Copy out each line of the data that contains "scroll".
---
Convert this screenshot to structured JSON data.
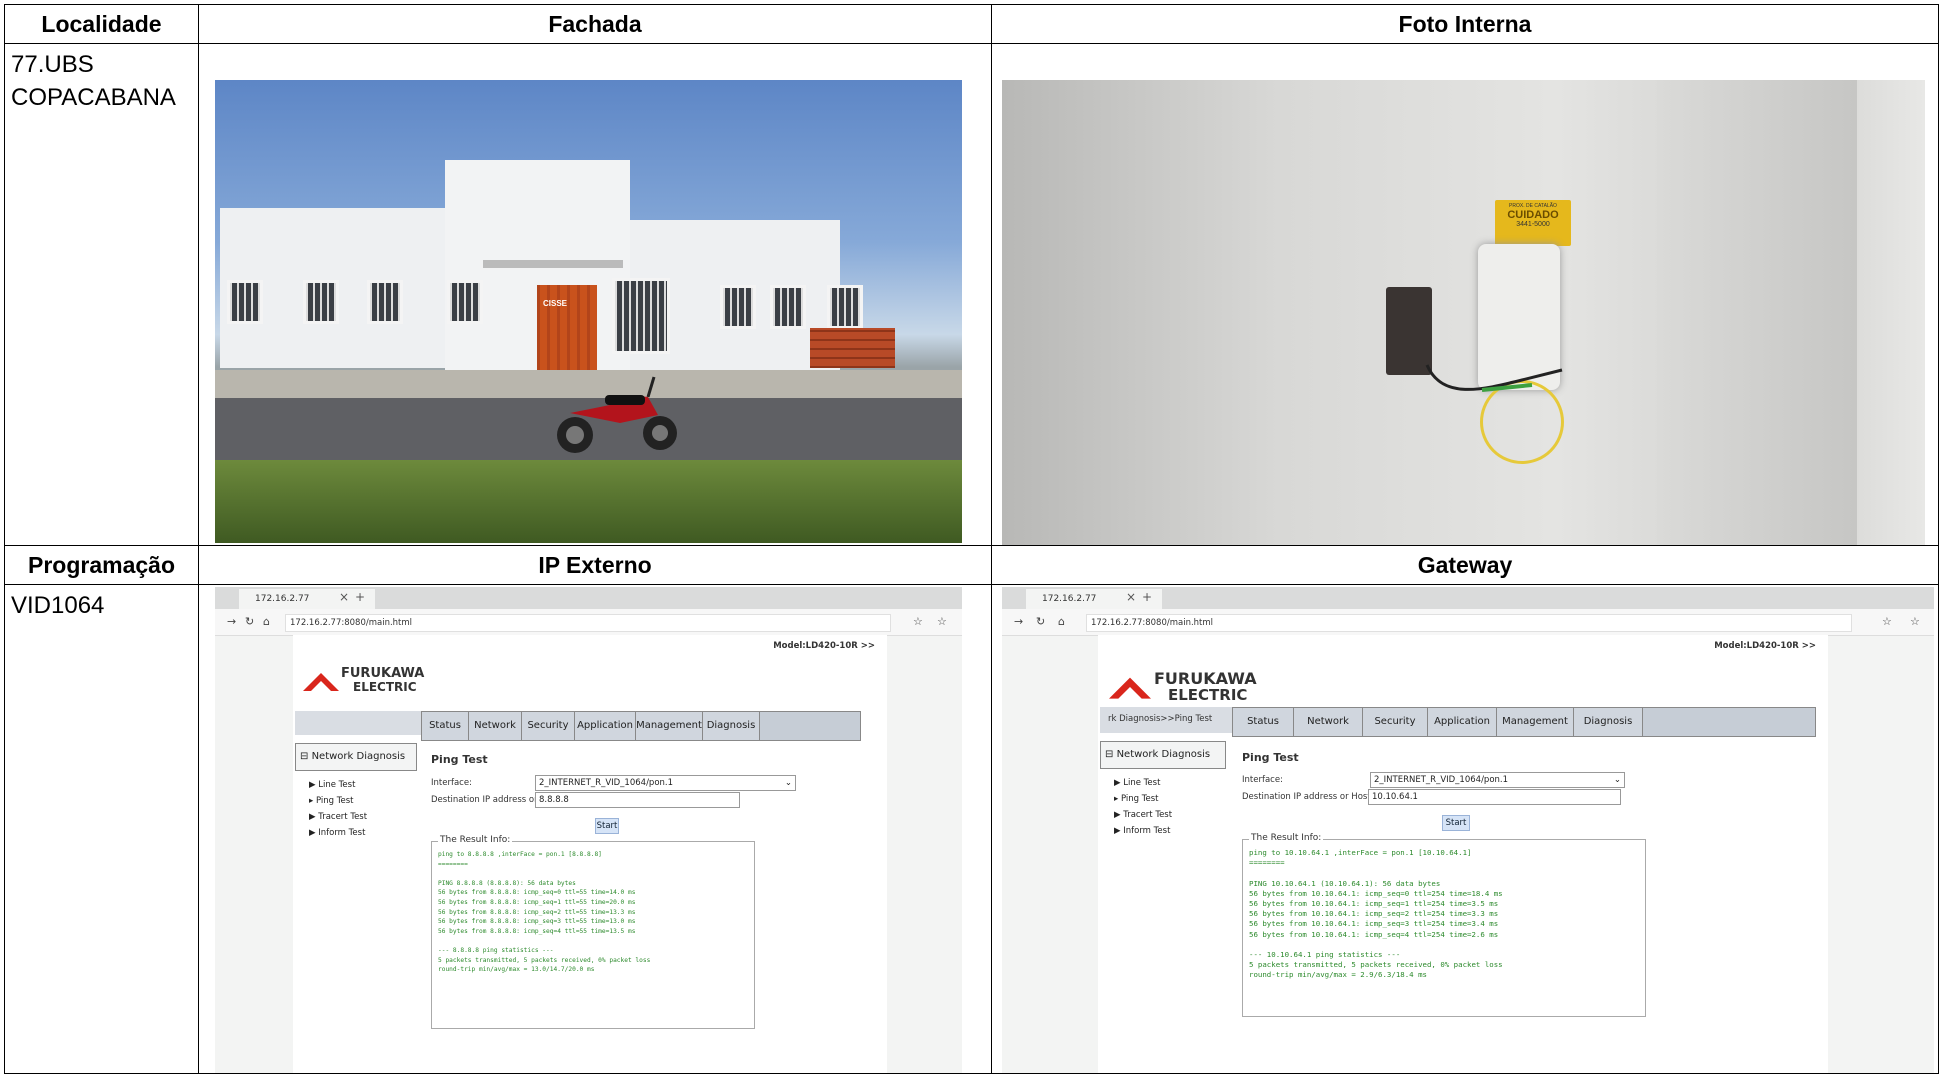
{
  "headers": {
    "localidade": "Localidade",
    "fachada": "Fachada",
    "foto_interna": "Foto Interna",
    "programacao": "Programação",
    "ip_externo": "IP Externo",
    "gateway": "Gateway"
  },
  "localidade": {
    "line1": "77.UBS",
    "line2": "COPACABANA"
  },
  "programacao": {
    "value": "VID1064"
  },
  "photos": {
    "container_text": "CISSE",
    "tag_line1": "PROX. DE CATALÃO",
    "tag_line2": "CUIDADO",
    "tag_line3": "3441-5000"
  },
  "browser": {
    "tab_title": "172.16.2.77",
    "model": "Model:LD420-10R >>",
    "logo_line1": "FURUKAWA",
    "logo_line2": "ELECTRIC",
    "menu": [
      "Status",
      "Network",
      "Security",
      "Application",
      "Management",
      "Diagnosis"
    ],
    "side_head": "Network Diagnosis",
    "side_items": [
      "Line Test",
      "Ping Test",
      "Tracert Test",
      "Inform Test"
    ],
    "page_title": "Ping Test",
    "interface_label": "Interface:",
    "interface_value": "2_INTERNET_R_VID_1064/pon.1",
    "dest_label": "Destination IP address or Host Name:",
    "start": "Start",
    "result_title": "The Result Info:"
  },
  "ip_externo": {
    "url": "172.16.2.77:8080/main.html",
    "crumb": "",
    "dest_value": "8.8.8.8",
    "result": "ping to 8.8.8.8 ,interFace = pon.1 [8.8.8.8]\n========\n\nPING 8.8.8.8 (8.8.8.8): 56 data bytes\n56 bytes from 8.8.8.8: icmp_seq=0 ttl=55 time=14.0 ms\n56 bytes from 8.8.8.8: icmp_seq=1 ttl=55 time=20.0 ms\n56 bytes from 8.8.8.8: icmp_seq=2 ttl=55 time=13.3 ms\n56 bytes from 8.8.8.8: icmp_seq=3 ttl=55 time=13.0 ms\n56 bytes from 8.8.8.8: icmp_seq=4 ttl=55 time=13.5 ms\n\n--- 8.8.8.8 ping statistics ---\n5 packets transmitted, 5 packets received, 0% packet loss\nround-trip min/avg/max = 13.0/14.7/20.0 ms"
  },
  "gateway": {
    "url": "172.16.2.77:8080/main.html",
    "crumb": "rk Diagnosis>>Ping Test",
    "dest_value": "10.10.64.1",
    "result": "ping to 10.10.64.1 ,interFace = pon.1 [10.10.64.1]\n========\n\nPING 10.10.64.1 (10.10.64.1): 56 data bytes\n56 bytes from 10.10.64.1: icmp_seq=0 ttl=254 time=18.4 ms\n56 bytes from 10.10.64.1: icmp_seq=1 ttl=254 time=3.5 ms\n56 bytes from 10.10.64.1: icmp_seq=2 ttl=254 time=3.3 ms\n56 bytes from 10.10.64.1: icmp_seq=3 ttl=254 time=3.4 ms\n56 bytes from 10.10.64.1: icmp_seq=4 ttl=254 time=2.6 ms\n\n--- 10.10.64.1 ping statistics ---\n5 packets transmitted, 5 packets received, 0% packet loss\nround-trip min/avg/max = 2.9/6.3/18.4 ms"
  },
  "colors": {
    "logo_red": "#d9261c",
    "result_green": "#2c8a2c",
    "menu_bg": "#c6cdd6"
  }
}
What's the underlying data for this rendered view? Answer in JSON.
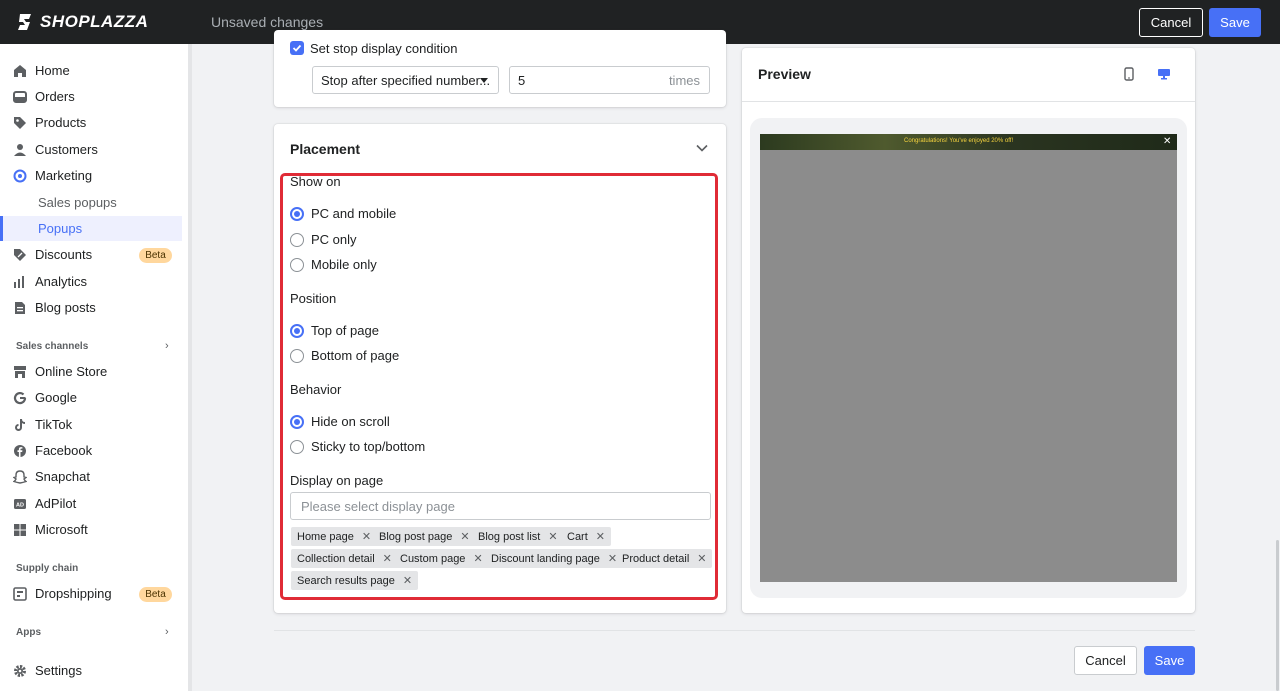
{
  "topbar": {
    "logo": "SHOPLAZZA",
    "status": "Unsaved changes",
    "cancel_label": "Cancel",
    "save_label": "Save"
  },
  "sidebar": {
    "items": [
      {
        "label": "Home",
        "icon": "home-icon"
      },
      {
        "label": "Orders",
        "icon": "orders-icon"
      },
      {
        "label": "Products",
        "icon": "tag-icon"
      },
      {
        "label": "Customers",
        "icon": "person-icon"
      },
      {
        "label": "Marketing",
        "icon": "target-icon"
      },
      {
        "label": "Sales popups"
      },
      {
        "label": "Popups"
      },
      {
        "label": "Discounts",
        "icon": "discount-icon",
        "badge": "Beta"
      },
      {
        "label": "Analytics",
        "icon": "bar-chart-icon"
      },
      {
        "label": "Blog posts",
        "icon": "document-icon"
      }
    ],
    "sales_channels_label": "Sales channels",
    "channels": [
      {
        "label": "Online Store",
        "icon": "store-icon"
      },
      {
        "label": "Google",
        "icon": "google-icon"
      },
      {
        "label": "TikTok",
        "icon": "tiktok-icon"
      },
      {
        "label": "Facebook",
        "icon": "facebook-icon"
      },
      {
        "label": "Snapchat",
        "icon": "snapchat-icon"
      },
      {
        "label": "AdPilot",
        "icon": "adpilot-icon"
      },
      {
        "label": "Microsoft",
        "icon": "microsoft-icon"
      }
    ],
    "supply_chain_label": "Supply chain",
    "dropshipping": {
      "label": "Dropshipping",
      "badge": "Beta"
    },
    "apps_label": "Apps",
    "settings_label": "Settings"
  },
  "stop_card": {
    "checkbox_label": "Set stop display condition",
    "select_value": "Stop after specified number...",
    "input_value": "5",
    "input_suffix": "times"
  },
  "placement": {
    "title": "Placement",
    "show_on": {
      "label": "Show on",
      "options": [
        "PC and mobile",
        "PC only",
        "Mobile only"
      ],
      "selected": "PC and mobile"
    },
    "position": {
      "label": "Position",
      "options": [
        "Top of page",
        "Bottom of page"
      ],
      "selected": "Top of page"
    },
    "behavior": {
      "label": "Behavior",
      "options": [
        "Hide on scroll",
        "Sticky to top/bottom"
      ],
      "selected": "Hide on scroll"
    },
    "display_on_page": {
      "label": "Display on page",
      "placeholder": "Please select display page",
      "tags": [
        "Home page",
        "Blog post page",
        "Blog post list",
        "Cart",
        "Collection detail",
        "Custom page",
        "Discount landing page",
        "Product detail",
        "Search results page"
      ]
    }
  },
  "preview": {
    "title": "Preview",
    "banner_text": "Congratulations! You've enjoyed 20% off!",
    "close_glyph": "✕"
  },
  "footer": {
    "cancel_label": "Cancel",
    "save_label": "Save"
  },
  "colors": {
    "accent": "#4770f6",
    "topbar": "#202223",
    "highlight": "#e02b36",
    "beta_badge": "#ffd79d"
  }
}
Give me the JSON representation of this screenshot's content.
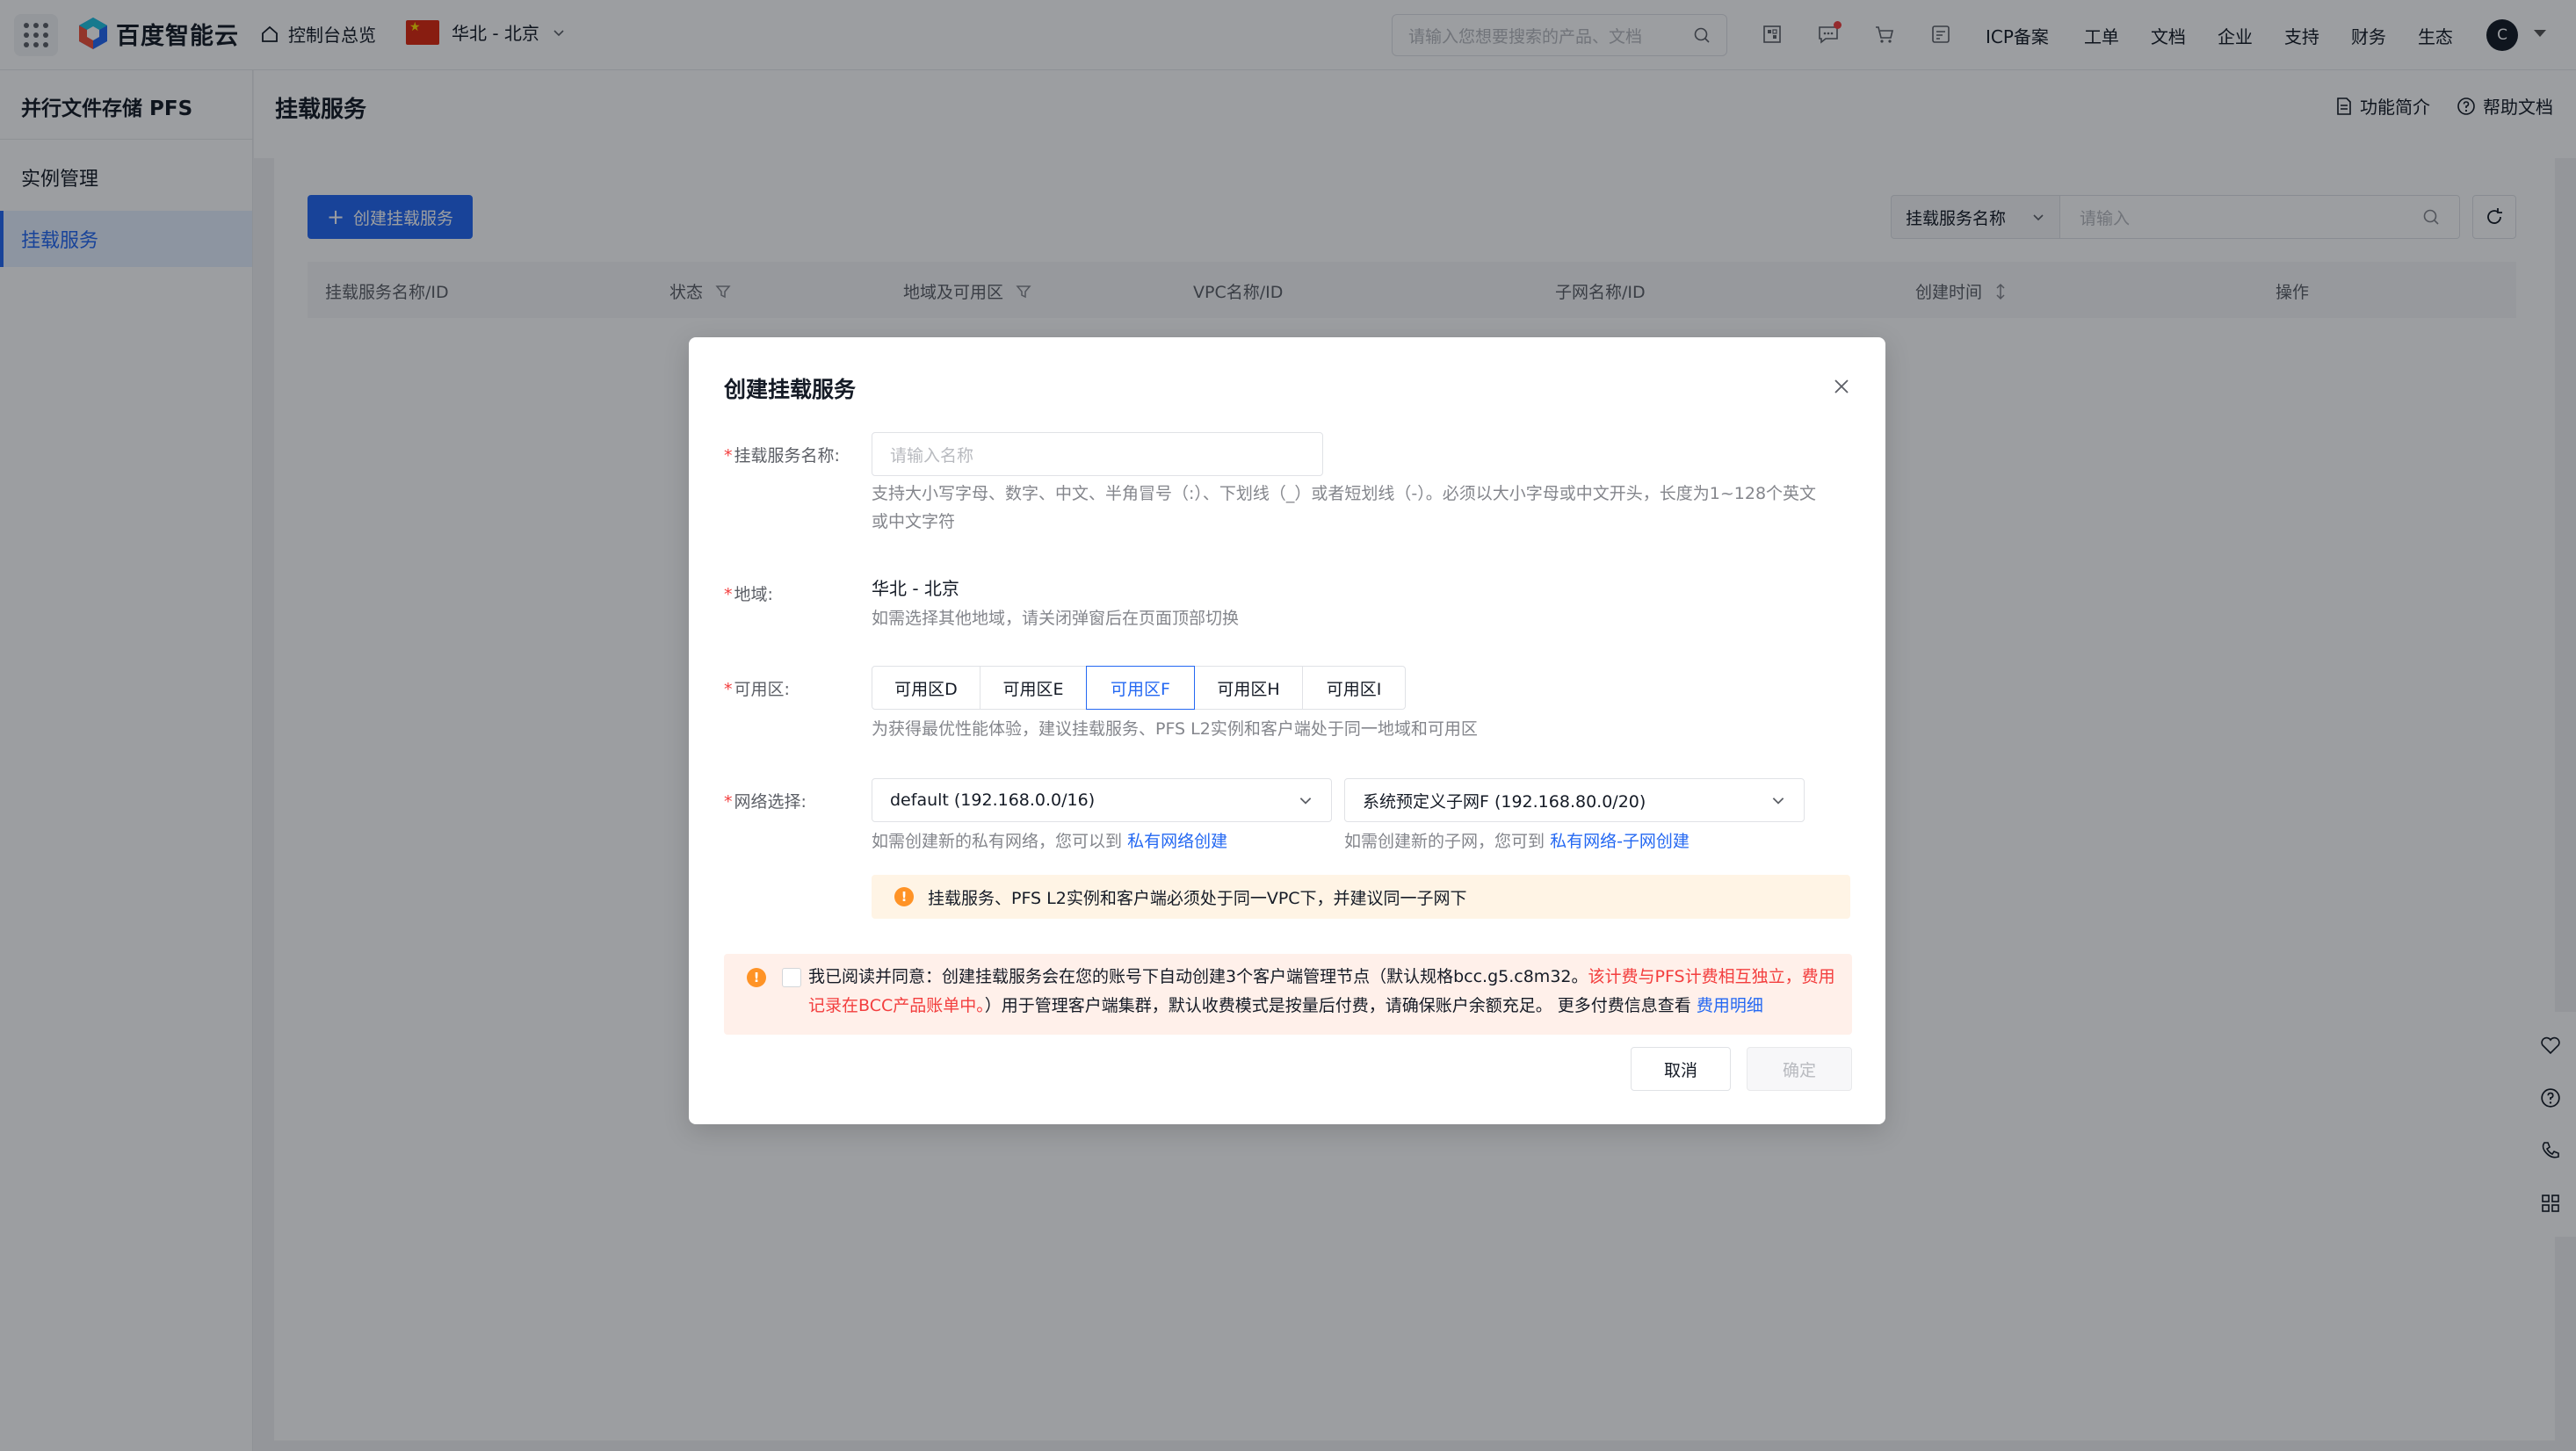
{
  "topbar": {
    "brand": "百度智能云",
    "home_label": "控制台总览",
    "region_label": "华北 - 北京",
    "search_placeholder": "请输入您想要搜索的产品、文档",
    "icons": [
      "qrcode-icon",
      "message-icon",
      "cart-icon",
      "billing-icon"
    ],
    "links": [
      "ICP备案",
      "工单",
      "文档",
      "企业",
      "支持",
      "财务",
      "生态"
    ],
    "avatar_initial": "C"
  },
  "sidebar": {
    "title": "并行文件存储 PFS",
    "items": [
      {
        "label": "实例管理",
        "active": false
      },
      {
        "label": "挂载服务",
        "active": true
      }
    ]
  },
  "page": {
    "title": "挂载服务",
    "intro_link": "功能简介",
    "help_link": "帮助文档",
    "create_button": "创建挂载服务",
    "filter_field": "挂载服务名称",
    "filter_placeholder": "请输入",
    "table_columns": [
      "挂载服务名称/ID",
      "状态",
      "地域及可用区",
      "VPC名称/ID",
      "子网名称/ID",
      "创建时间",
      "操作"
    ]
  },
  "modal": {
    "title": "创建挂载服务",
    "name_label": "挂载服务名称:",
    "name_placeholder": "请输入名称",
    "name_hint": "支持大小写字母、数字、中文、半角冒号（:）、下划线（_）或者短划线（-）。必须以大小字母或中文开头，长度为1~128个英文或中文字符",
    "region_label": "地域:",
    "region_value": "华北 - 北京",
    "region_hint": "如需选择其他地域，请关闭弹窗后在页面顶部切换",
    "az_label": "可用区:",
    "zones": [
      {
        "label": "可用区D",
        "selected": false
      },
      {
        "label": "可用区E",
        "selected": false
      },
      {
        "label": "可用区F",
        "selected": true
      },
      {
        "label": "可用区H",
        "selected": false
      },
      {
        "label": "可用区I",
        "selected": false
      }
    ],
    "az_hint": "为获得最优性能体验，建议挂载服务、PFS L2实例和客户端处于同一地域和可用区",
    "network_label": "网络选择:",
    "vpc_value": "default (192.168.0.0/16)",
    "subnet_value": "系统预定义子网F (192.168.80.0/20)",
    "vpc_hint": "如需创建新的私有网络，您可以到",
    "vpc_link": "私有网络创建",
    "subnet_hint": "如需创建新的子网，您可到",
    "subnet_link": "私有网络-子网创建",
    "network_warning": "挂载服务、PFS L2实例和客户端必须处于同一VPC下，并建议同一子网下",
    "agree_prefix": "我已阅读并同意：创建挂载服务会在您的账号下自动创建3个客户端管理节点（默认规格bcc.g5.c8m32。",
    "agree_red": "该计费与PFS计费相互独立，费用记录在BCC产品账单中。",
    "agree_suffix": "）用于管理客户端集群，默认收费模式是按量后付费，请确保账户余额充足。 更多付费信息查看 ",
    "agree_link": "费用明细",
    "cancel_label": "取消",
    "confirm_label": "确定"
  },
  "colors": {
    "primary": "#2468f2",
    "warning": "#ff9326",
    "danger": "#f33e3e"
  }
}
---
-- Response --
        "Hide on scroll",
      "selected": "Hide on scroll"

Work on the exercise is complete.